Although there is variation depending on where you live, it is likely that number of competitions near you will have increased either slightly or dramatically.
More competitions not only means more opportunities to break Records but also less nerves each time as you know it’s not your only chance.
Number of Cubers
It’s obvious that more people cubing these days means that it’s harder to beat all of them in order to set World Records. Assuming that other advancements in cubing makes a World Record likely each year, then in 2005 you would only have had to beat 520 other people to get a World Record. In 2015 you have had to beat 14127 people. That immediately suggests you are more special in some way. But we also can’t know for sure whether 2005 people would have beaten World Records in 2015 if they had started cubing 10 years later!
Would you have broken the record 10 years ago?
The World Records in September 2005 were a 12.11 second single solve and 14.52 average. Now there are 3313 and 3198 people with a better single and average than those records respectively. That’s a lot of people who could make a basic claim that they would have broken the record in 2005, but of course the truth would need to be analysed differently for everyone.
I’m sure for some people it would be fair to say that they would “probably” have beaten the world records in 2005 because they are so unbelievably fast now, and with less cubers around back then their chances would have been magnified, but unfortunately no-one can ever know for sure. In summary, consider the following things before you make the claim that you have been a world beater in a different era!
- You would have used their hardware
- You would have learnt their algs
- You would have learnt off some badly-written guide
- You would not have had many people to discuss with
- You would have learnt dodgy finger-tricks
- You would have had to overcome nerves
- You would have had many less competitions
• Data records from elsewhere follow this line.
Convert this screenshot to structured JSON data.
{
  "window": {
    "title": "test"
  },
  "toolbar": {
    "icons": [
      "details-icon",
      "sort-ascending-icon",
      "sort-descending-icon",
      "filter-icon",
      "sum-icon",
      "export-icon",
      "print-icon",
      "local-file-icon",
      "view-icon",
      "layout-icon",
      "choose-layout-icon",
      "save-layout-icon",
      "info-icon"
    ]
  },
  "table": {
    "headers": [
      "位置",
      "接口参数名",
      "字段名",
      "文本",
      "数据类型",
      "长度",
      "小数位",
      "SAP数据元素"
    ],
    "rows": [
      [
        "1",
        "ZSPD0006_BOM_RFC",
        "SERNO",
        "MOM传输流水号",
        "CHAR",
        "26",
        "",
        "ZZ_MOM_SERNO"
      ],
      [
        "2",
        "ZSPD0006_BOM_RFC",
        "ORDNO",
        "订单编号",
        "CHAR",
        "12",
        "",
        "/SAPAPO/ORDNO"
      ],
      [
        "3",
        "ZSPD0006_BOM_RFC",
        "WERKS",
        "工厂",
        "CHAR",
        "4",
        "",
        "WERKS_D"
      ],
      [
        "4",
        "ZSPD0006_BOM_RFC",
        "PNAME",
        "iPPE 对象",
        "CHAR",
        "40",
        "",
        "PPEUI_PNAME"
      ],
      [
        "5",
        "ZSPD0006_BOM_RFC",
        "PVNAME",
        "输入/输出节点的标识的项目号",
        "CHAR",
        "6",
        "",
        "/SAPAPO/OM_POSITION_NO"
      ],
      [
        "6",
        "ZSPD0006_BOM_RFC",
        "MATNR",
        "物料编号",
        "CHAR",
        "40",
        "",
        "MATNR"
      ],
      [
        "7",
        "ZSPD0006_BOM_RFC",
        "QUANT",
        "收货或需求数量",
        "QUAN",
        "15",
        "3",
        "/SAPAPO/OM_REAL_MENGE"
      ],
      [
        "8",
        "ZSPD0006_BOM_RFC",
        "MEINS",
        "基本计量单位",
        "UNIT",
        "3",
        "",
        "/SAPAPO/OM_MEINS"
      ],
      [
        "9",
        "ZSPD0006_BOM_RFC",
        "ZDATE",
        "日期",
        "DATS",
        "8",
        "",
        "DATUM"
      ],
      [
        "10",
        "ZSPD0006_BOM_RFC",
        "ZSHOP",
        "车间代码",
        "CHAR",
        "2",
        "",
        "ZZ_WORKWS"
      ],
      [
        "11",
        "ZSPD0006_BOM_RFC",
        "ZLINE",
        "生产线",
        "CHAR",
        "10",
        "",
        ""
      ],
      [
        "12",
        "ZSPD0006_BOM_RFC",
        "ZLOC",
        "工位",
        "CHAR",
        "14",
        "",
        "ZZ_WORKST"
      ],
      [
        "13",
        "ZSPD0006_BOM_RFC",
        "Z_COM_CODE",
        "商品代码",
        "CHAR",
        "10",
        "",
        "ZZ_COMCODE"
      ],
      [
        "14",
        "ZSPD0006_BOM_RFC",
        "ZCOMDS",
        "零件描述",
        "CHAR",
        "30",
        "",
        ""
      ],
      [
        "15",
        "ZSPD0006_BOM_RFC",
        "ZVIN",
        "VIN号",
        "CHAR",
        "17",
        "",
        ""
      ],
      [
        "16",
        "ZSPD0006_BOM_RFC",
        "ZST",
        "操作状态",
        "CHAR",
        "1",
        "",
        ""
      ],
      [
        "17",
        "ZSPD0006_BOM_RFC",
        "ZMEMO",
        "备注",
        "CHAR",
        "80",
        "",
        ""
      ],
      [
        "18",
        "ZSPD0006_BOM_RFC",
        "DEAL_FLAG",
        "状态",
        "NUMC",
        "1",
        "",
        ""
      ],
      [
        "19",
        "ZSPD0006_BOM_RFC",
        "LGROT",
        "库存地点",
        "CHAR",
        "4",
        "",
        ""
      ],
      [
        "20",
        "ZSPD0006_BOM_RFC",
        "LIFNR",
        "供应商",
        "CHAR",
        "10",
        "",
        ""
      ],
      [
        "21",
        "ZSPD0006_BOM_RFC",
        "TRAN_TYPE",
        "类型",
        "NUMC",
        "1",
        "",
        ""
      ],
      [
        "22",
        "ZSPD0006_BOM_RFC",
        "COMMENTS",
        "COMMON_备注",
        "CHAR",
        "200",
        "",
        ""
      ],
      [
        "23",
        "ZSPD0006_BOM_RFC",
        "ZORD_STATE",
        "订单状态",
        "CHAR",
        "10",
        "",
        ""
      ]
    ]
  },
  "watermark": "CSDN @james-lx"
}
- You would not have been able to learn off anyone faster than the records at the time
Can we say that a World Record holder from 10 years ago is as great as one now?
Given the number of variables that have changed over the years, it’s a near-impossible question to answer. But I’ve presented the changes that have happened over the years and the worst thing you can do is forget these.
From a personal viewpoint, although my World Records were of course faster than my famous predecessors such as Dror Vomberg and Chris Hardwick, I would never consider myself better than them as without their efforts in developing methods, providing resources and breaking barriers I would never have achieved the times I did. I have absolutely no doubt about that.
Surely Feliks is the greatest ever though?
Well yes, there is a massively strong argument for that considering the wide range of events he excels in, the length of time that he has dominated for, and his ability to continuously push the barriers of what is considered possible. Let’s just say I wouldn’t argue against it!
I may go on to try and do an analysis of contenders for the title of Greatest Ever if people show interest! Such an analysis would be very subjective but statistics can be used to provide a variety of measures.